For Seattle to achieve above their ability and ride a tough run defense and home field advantage deep into the playoffs, something kind of important must be accomplished first: the Seahawks must become a good team. Yes, folks, I have hope and Seattle has a real chance of making noise in the postseason, but I also have tape and time, and a sick fascination with finding the truth about this team. The truth is often ugly stuff.
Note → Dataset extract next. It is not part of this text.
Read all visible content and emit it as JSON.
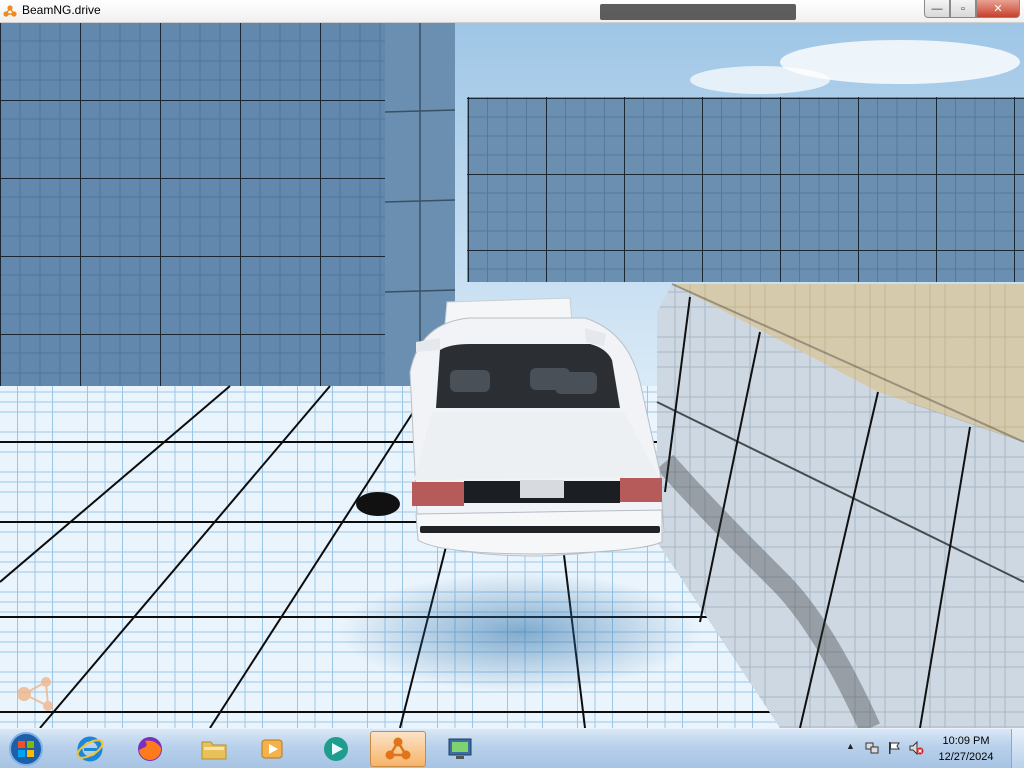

One truth we will explore over this week is that Max Hall is the third quarterback Seattle has faced this season that probably will not be starting anywhere in 2012. Both Hall and Sam Bradford are pretty bad, but excusably so because they're rookies. Alex Smith and Jay Cutler are ruined. Cutler could potentially be reclaimed but I think time has about run out for Smith. We are not quite to 2007 territory, but we're damn close.

One thing that popped out to me while watching the first quarter last night is that Hall is tiny. He is both short and slight, and on one play, a short pass to Stephen Spach, it looked as if Hall simply couldn't see over his linemen and so lobbed the ball high and sort of towards Spach in the hopes that Spach could run under it. He was wide open. It fell incomplete. By a few yards.
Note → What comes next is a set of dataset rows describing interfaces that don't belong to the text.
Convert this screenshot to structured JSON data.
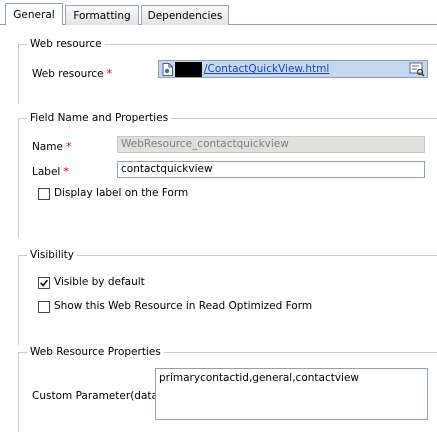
{
  "tabs": [
    {
      "label": "General",
      "active": true
    },
    {
      "label": "Formatting",
      "active": false
    },
    {
      "label": "Dependencies",
      "active": false
    }
  ],
  "web_resource_section": {
    "title": "Web resource",
    "field_label": "Web resource",
    "required_mark": "*",
    "value": "/ContactQuickView.html",
    "icon": "document-icon",
    "lookup_icon": "lookup-icon"
  },
  "field_section": {
    "title": "Field Name and Properties",
    "name_label": "Name",
    "name_value": "WebResource_contactquickview",
    "label_label": "Label",
    "label_value": "contactquickview",
    "required_mark": "*",
    "display_label_text": "Display label on the Form",
    "display_label_checked": false
  },
  "visibility_section": {
    "title": "Visibility",
    "visible_default_text": "Visible by default",
    "visible_default_checked": true,
    "read_optimized_text": "Show this Web Resource in Read Optimized Form",
    "read_optimized_checked": false
  },
  "properties_section": {
    "title": "Web Resource Properties",
    "custom_param_label": "Custom Parameter(data)",
    "custom_param_value": "primarycontactid,general,contactview"
  },
  "colors": {
    "accent_blue": "#1f3fbf",
    "lookup_bg": "#c6d8f0",
    "required_red": "#d00000",
    "border": "#8f9fb8"
  }
}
Size doesn't define a player, but it's correct to say quarterbacks like Drew Brees are an exception to a pretty concrete profile. I am not size obsessed by any measure, but football is a game of force and speed and vision, and tiny rookies with cap gun arms and little idea what they're doing represent about as bad a quarterback as a team can ever start. And as for Hall's future, if you're much shorter than your lineman and can not start a game without being injured partway through, all the leadership in the world is not likely to save you.

Hall might represent a new low, but he had to really scrape the barrel to achieve that. It's been a season of bad quarterbacks.

In week one, Alex Smith was wild and Seattle capitalized. The 49ers are now 1-6.

In week two, Kyle Orton took apart Seattle. Yesterday "Tebow" chants echoed across Mile High during Sunday's 59-14 blowout loss to the Raiders. The Raiders. Orton may be good or may be concluding a hot streak, but Seattle made him look unstoppable.

In week three, Philip Rivers, playing from behind all game, threw for 455 yards on 52 attempts. It wasn't the spectacular performance the raw numbers would imply, but it was still pretty damn good. And it still put Seattle's backs against the wall late into the fourth quarter.

In week four, Sam Bradford -- who, if you've only seen his highlights and so bought into the hype that he's the second coming of whoever, is performing at 86% of league average for ANY/A, on par with a rookie Tim Couch -- had probably his best game of his young career. Seattle was smothered to death by the Rams suffocating defense. The Rams.

In week six, Jay Cutler returned from a concussion and bobbed and weaved his way into sack after sack. This past Sunday, Cutler was sacked four times, threw four interceptions, all to DeAngelo Hall, and amassed -155 DYAR.

And then there was Hall, who finished 4/16 for 36 yards and an interception. Interceptions are worth -45 yards in the classic Hidden Game of Football formula, meaning Hall essentially broke the system. Factor in the additional 18 yards lost on sacks, and Hall was worth -27 yards on 18 pass attempts. The only thing that prevented him from surpassing Cutler's -155 DYAR was a lack of opportunities.

The Seahawks can not control for the quality of quarterback competition they face. It's a boon that the opposition has been so bad and I'm not saying we should give back any wins, but where Seattle should be dominating, running over weaker opponents, they are squeaking out wins. Even Sunday's home win was frustratingly close.

When Seattle collapsed in 2008 after showing a dominating-looking defense in 2007, we were forced to face the fact that some of what looked dominant was in fact only beating the already broken. If Seahawks fans are looking for a sobering counterpoint to yesterday's optimism, well, the rest of the season, in which Seattle will face Eli Manning, Drew Brees, Matt Cassel, Matt Ryan and Josh Freeman, may just provide it.